Stockholm - Nasdaq has deployed machine learning technology across its entire Nasdaq Nordic markets-Stockholm, Copenhagen, Helsinki, and Iceland to bolster its market surveillance efforts. Nasdaq's SMARTS, in collaboration with the Nasdaq Nordic Market Surveillance team, has implemented machine learning within its surveillance technology to analyze abnormal market events and their subsequent categorization by surveillance analysts across the Nordic markets. The aim of these algorithms is to predict which actions analysts are likely to take based upon their handling of historical activity as well as discover new relationships within the data-thereby strengthening Nasdaq Nordic's surveillance mechanism to detect market abuse. The next stage will be to integrate machine learning technology into the SMARTS offering for exchange and regulator clients worldwide. The machine learning capabilities will initially be used to prioritize the surveillance workflow.
More than 80 Amazon scientists and engineers will attend this year's International Conference on Machine Learning (ICML) in Stockholm, Sweden, with 11 papers co-authored by Amazonians being presented. "ICML is one of the leading outlets for machine learning research," says Neil Lawrence, director of machine learning for Amazon's Supply Chain Optimization Technologies program. "It's a great opportunity to find out what other researchers have been up to and share some of our own learnings." At ICML, members of Lawrence's team will present a paper titled "Structured Variationally Auto-encoded Optimization," which describes a machine-learning approach to optimization, or choosing the values for variables in some process that maximize a particular outcome.
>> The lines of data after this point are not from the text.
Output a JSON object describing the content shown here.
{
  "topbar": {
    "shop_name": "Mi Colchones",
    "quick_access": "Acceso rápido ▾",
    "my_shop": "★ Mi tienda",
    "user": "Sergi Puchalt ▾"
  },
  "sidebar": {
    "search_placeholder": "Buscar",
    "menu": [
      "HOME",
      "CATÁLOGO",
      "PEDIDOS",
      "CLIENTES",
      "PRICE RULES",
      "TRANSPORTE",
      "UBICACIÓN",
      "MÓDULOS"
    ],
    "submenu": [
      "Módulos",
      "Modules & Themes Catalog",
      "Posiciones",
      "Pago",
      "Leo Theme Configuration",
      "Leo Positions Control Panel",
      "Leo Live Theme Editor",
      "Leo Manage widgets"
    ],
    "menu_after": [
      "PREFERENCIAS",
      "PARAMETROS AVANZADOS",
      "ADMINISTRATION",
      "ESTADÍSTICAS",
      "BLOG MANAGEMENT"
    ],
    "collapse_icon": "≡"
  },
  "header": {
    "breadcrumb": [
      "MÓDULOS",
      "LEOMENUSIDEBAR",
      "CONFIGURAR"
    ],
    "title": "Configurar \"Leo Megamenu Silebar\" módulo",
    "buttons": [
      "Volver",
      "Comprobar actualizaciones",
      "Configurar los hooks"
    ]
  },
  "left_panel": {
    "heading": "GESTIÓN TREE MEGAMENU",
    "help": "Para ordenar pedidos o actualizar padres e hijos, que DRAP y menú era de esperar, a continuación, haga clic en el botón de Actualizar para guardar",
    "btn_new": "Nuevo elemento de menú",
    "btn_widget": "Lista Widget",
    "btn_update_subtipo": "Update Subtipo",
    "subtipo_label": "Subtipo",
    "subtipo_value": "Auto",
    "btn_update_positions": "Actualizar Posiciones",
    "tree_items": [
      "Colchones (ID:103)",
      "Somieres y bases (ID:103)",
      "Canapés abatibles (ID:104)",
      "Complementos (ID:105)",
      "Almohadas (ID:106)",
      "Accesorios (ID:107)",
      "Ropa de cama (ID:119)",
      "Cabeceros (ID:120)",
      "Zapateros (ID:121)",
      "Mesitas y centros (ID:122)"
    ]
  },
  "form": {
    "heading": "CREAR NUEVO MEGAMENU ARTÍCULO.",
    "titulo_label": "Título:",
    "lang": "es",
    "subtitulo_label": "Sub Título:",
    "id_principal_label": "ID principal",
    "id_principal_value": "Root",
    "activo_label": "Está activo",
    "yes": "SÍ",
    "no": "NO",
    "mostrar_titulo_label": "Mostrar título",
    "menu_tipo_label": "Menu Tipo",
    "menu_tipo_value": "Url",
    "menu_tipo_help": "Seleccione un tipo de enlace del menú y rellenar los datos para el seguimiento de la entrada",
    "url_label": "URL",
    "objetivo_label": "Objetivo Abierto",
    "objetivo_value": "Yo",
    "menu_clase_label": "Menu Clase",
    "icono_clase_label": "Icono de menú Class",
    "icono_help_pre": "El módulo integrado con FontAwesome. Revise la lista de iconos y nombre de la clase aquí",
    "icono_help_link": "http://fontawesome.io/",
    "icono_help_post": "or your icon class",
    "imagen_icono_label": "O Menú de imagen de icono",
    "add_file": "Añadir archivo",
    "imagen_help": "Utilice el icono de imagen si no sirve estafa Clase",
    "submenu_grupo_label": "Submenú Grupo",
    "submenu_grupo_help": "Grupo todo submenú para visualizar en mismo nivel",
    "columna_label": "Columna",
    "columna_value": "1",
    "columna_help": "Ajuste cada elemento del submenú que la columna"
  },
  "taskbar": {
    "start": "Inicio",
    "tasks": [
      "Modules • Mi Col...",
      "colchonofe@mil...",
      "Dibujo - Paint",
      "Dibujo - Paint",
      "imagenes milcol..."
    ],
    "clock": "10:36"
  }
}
The first author on the paper is Xiaoyu Lu, a graduate student at the University of Oxford who worked on the project as an intern at Amazon last summer, then returned in January to do some follow-up work.
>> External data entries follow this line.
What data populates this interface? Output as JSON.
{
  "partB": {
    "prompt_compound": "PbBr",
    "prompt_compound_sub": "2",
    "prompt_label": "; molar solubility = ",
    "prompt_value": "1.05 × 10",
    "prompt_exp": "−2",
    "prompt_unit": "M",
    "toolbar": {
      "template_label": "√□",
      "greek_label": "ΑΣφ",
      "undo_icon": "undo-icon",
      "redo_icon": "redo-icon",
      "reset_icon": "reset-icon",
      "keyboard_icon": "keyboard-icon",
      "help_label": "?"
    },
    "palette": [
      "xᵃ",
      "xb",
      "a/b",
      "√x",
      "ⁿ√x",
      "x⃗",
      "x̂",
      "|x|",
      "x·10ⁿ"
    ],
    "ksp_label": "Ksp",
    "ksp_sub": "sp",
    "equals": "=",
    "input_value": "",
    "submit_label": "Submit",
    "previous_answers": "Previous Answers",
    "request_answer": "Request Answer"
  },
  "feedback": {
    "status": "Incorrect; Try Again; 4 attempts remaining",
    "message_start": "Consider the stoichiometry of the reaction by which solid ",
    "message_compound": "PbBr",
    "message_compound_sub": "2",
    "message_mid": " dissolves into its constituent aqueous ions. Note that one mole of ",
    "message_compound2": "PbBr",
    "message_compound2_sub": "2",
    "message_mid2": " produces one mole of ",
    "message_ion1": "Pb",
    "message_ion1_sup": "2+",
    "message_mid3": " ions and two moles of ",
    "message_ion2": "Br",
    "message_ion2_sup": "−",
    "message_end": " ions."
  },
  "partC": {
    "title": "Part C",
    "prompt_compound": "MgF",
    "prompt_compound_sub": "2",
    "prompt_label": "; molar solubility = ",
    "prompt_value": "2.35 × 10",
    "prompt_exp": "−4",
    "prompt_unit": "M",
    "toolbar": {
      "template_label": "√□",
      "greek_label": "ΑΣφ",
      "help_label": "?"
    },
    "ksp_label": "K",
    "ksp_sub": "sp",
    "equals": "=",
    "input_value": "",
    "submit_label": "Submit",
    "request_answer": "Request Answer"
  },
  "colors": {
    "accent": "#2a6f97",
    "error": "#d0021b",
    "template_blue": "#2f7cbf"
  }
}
A study by researchers at Sweden's prestigious Stockholm School of Economics (SSE), which looks ahead at the likely impact of artificial intelligence (AI), machine learning and robotics on people's lives, should calm the nerves of economic planners and private citizens. You forgot to provide an Email Address. This email address doesn't appear to be valid. This email address is already registered. You have exceeded the maximum character limit.
H. Schwarze Dept. of Theoretical Physics Lund University Solvegatan 14A 223 62 Lund Sweden J.Hertz Nordita Blegdamsvej 17 2100 Copenhagen 0 Denmark Abstract The problem of learning from examples in multilayer networks is studied within the framework of statistical mechanics. Using the replica formalism we calculate the average generalization error of a fully connected committee machine in the limit of a large number of hidden units. If the number of training examples is proportional to the number of inputs in the network, the generalization error as a function of the training set size approaches a finite value. If the number of training examples is proportional to the number of weights in the network we find first-order phase transitions with a discontinuous drop in the generalization error for both binary and continuous weights. 1 INTRODUCTION Feedforward neural networks are widely used as nonlinear, parametric models for the solution of classification tasks and function approximation. Trained from examples of a given task, they are able to generalize, i.e. to compute the correct output for new, unknown inputs.
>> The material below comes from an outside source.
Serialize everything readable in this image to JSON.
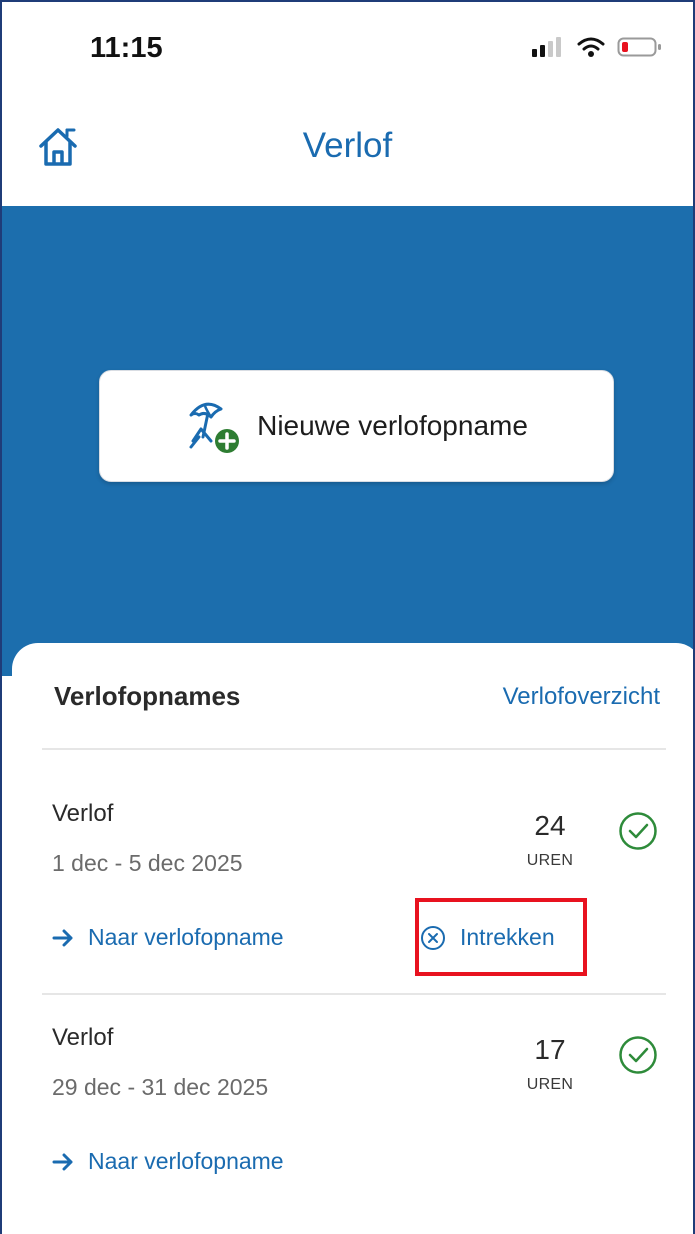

The three countries are leading an artificial intelligence (AI) revolution, Malcolm Frank, head of strategy at leading outsourcing firm Cognizant, told CNNMoney in an interview. Frank is the co-author of a recent book entitled "What to Do When Machines Do Everything," on the impact artificial intelligence will have on the global economy in the coming years. "I think it's three horses in the race, and that's probably the wrong metaphor because they are all going to win," he said. "They are just going to win differently." While AI is progressing quickly elsewhere too, Frank said the other development hotspots are mainly city hubs such as London and Stockholm, or far smaller economies such as Estonia.